Data for review ▸
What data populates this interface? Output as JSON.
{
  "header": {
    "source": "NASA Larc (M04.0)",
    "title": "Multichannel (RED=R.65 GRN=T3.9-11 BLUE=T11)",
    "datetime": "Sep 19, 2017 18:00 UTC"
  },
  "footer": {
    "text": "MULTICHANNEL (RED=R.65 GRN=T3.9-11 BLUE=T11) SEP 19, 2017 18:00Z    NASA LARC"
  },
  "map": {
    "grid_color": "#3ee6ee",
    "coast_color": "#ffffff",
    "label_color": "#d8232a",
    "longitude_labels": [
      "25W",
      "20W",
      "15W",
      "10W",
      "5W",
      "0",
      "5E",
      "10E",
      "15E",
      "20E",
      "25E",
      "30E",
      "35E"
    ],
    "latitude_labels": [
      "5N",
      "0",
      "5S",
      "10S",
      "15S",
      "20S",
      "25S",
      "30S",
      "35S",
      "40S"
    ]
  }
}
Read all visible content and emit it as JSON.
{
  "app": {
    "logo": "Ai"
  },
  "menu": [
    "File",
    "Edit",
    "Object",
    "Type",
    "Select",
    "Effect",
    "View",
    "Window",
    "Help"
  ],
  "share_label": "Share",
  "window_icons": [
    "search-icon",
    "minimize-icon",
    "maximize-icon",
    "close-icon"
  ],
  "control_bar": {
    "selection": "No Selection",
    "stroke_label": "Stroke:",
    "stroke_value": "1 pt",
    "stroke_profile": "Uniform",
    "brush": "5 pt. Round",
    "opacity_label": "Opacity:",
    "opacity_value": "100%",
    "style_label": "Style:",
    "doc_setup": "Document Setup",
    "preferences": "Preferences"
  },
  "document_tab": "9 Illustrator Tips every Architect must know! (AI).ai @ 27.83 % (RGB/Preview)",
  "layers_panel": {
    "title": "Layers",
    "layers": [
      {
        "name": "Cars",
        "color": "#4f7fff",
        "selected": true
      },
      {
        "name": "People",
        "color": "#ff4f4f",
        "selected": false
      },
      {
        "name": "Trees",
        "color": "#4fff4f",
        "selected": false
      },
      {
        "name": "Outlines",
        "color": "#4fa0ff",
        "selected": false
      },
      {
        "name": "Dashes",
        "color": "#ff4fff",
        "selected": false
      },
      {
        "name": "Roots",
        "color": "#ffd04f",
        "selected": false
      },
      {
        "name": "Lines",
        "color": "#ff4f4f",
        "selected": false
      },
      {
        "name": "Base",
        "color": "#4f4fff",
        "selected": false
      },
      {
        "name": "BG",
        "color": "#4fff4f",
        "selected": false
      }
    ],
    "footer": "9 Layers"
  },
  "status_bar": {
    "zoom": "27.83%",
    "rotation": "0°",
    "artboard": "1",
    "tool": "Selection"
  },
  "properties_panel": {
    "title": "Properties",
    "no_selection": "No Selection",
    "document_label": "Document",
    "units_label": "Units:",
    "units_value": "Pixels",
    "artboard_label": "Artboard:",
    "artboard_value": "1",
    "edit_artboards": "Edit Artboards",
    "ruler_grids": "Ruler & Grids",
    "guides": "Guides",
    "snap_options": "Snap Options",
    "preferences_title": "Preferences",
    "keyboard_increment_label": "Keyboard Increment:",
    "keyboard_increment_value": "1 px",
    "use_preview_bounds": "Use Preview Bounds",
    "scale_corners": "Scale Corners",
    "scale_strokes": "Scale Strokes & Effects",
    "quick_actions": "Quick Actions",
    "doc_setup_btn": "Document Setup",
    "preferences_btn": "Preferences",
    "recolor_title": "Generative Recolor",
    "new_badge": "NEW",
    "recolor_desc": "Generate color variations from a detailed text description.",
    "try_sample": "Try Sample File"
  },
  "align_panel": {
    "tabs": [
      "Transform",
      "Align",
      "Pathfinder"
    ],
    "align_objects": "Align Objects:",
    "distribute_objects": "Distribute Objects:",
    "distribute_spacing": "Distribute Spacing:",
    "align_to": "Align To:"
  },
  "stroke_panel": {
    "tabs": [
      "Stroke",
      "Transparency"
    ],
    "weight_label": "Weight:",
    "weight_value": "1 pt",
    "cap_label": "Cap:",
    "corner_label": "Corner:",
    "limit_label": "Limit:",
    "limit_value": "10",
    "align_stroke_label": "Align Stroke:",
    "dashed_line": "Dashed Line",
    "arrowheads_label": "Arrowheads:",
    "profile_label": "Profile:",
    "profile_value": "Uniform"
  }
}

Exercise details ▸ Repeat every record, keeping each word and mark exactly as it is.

Answer to the exercise ▸
What data populates this interface? Output as JSON.
{
  "header": {
    "source": "NASA Larc (M04.0)",
    "title": "Multichannel (RED=R.65 GRN=T3.9-11 BLUE=T11)",
    "datetime": "Sep 19, 2017 18:00 UTC"
  },
  "footer": {
    "text": "MULTICHANNEL (RED=R.65 GRN=T3.9-11 BLUE=T11) SEP 19, 2017 18:00Z    NASA LARC"
  },
  "map": {
    "grid_color": "#3ee6ee",
    "coast_color": "#ffffff",
    "label_color": "#d8232a",
    "longitude_labels": [
      "25W",
      "20W",
      "15W",
      "10W",
      "5W",
      "0",
      "5E",
      "10E",
      "15E",
      "20E",
      "25E",
      "30E",
      "35E"
    ],
    "latitude_labels": [
      "5N",
      "0",
      "5S",
      "10S",
      "15S",
      "20S",
      "25S",
      "30S",
      "35S",
      "40S"
    ]
  }
}
Read all visible content and emit it as JSON.
{
  "app": {
    "logo": "Ai"
  },
  "menu": [
    "File",
    "Edit",
    "Object",
    "Type",
    "Select",
    "Effect",
    "View",
    "Window",
    "Help"
  ],
  "share_label": "Share",
  "window_icons": [
    "search-icon",
    "minimize-icon",
    "maximize-icon",
    "close-icon"
  ],
  "control_bar": {
    "selection": "No Selection",
    "stroke_label": "Stroke:",
    "stroke_value": "1 pt",
    "stroke_profile": "Uniform",
    "brush": "5 pt. Round",
    "opacity_label": "Opacity:",
    "opacity_value": "100%",
    "style_label": "Style:",
    "doc_setup": "Document Setup",
    "preferences": "Preferences"
  },
  "document_tab": "9 Illustrator Tips every Architect must know! (AI).ai @ 27.83 % (RGB/Preview)",
  "layers_panel": {
    "title": "Layers",
    "layers": [
      {
        "name": "Cars",
        "color": "#4f7fff",
        "selected": true
      },
      {
        "name": "People",
        "color": "#ff4f4f",
        "selected": false
      },
      {
        "name": "Trees",
        "color": "#4fff4f",
        "selected": false
      },
      {
        "name": "Outlines",
        "color": "#4fa0ff",
        "selected": false
      },
      {
        "name": "Dashes",
        "color": "#ff4fff",
        "selected": false
      },
      {
        "name": "Roots",
        "color": "#ffd04f",
        "selected": false
      },
      {
        "name": "Lines",
        "color": "#ff4f4f",
        "selected": false
      },
      {
        "name": "Base",
        "color": "#4f4fff",
        "selected": false
      },
      {
        "name": "BG",
        "color": "#4fff4f",
        "selected": false
      }
    ],
    "footer": "9 Layers"
  },
  "status_bar": {
    "zoom": "27.83%",
    "rotation": "0°",
    "artboard": "1",
    "tool": "Selection"
  },
  "properties_panel": {
    "title": "Properties",
    "no_selection": "No Selection",
    "document_label": "Document",
    "units_label": "Units:",
    "units_value": "Pixels",
    "artboard_label": "Artboard:",
    "artboard_value": "1",
    "edit_artboards": "Edit Artboards",
    "ruler_grids": "Ruler & Grids",
    "guides": "Guides",
    "snap_options": "Snap Options",
    "preferences_title": "Preferences",
    "keyboard_increment_label": "Keyboard Increment:",
    "keyboard_increment_value": "1 px",
    "use_preview_bounds": "Use Preview Bounds",
    "scale_corners": "Scale Corners",
    "scale_strokes": "Scale Strokes & Effects",
    "quick_actions": "Quick Actions",
    "doc_setup_btn": "Document Setup",
    "preferences_btn": "Preferences",
    "recolor_title": "Generative Recolor",
    "new_badge": "NEW",
    "recolor_desc": "Generate color variations from a detailed text description.",
    "try_sample": "Try Sample File"
  },
  "align_panel": {
    "tabs": [
      "Transform",
      "Align",
      "Pathfinder"
    ],
    "align_objects": "Align Objects:",
    "distribute_objects": "Distribute Objects:",
    "distribute_spacing": "Distribute Spacing:",
    "align_to": "Align To:"
  },
  "stroke_panel": {
    "tabs": [
      "Stroke",
      "Transparency"
    ],
    "weight_label": "Weight:",
    "weight_value": "1 pt",
    "cap_label": "Cap:",
    "corner_label": "Corner:",
    "limit_label": "Limit:",
    "limit_value": "10",
    "align_stroke_label": "Align Stroke:",
    "dashed_line": "Dashed Line",
    "arrowheads_label": "Arrowheads:",
    "profile_label": "Profile:",
    "profile_value": "Uniform"
  }
}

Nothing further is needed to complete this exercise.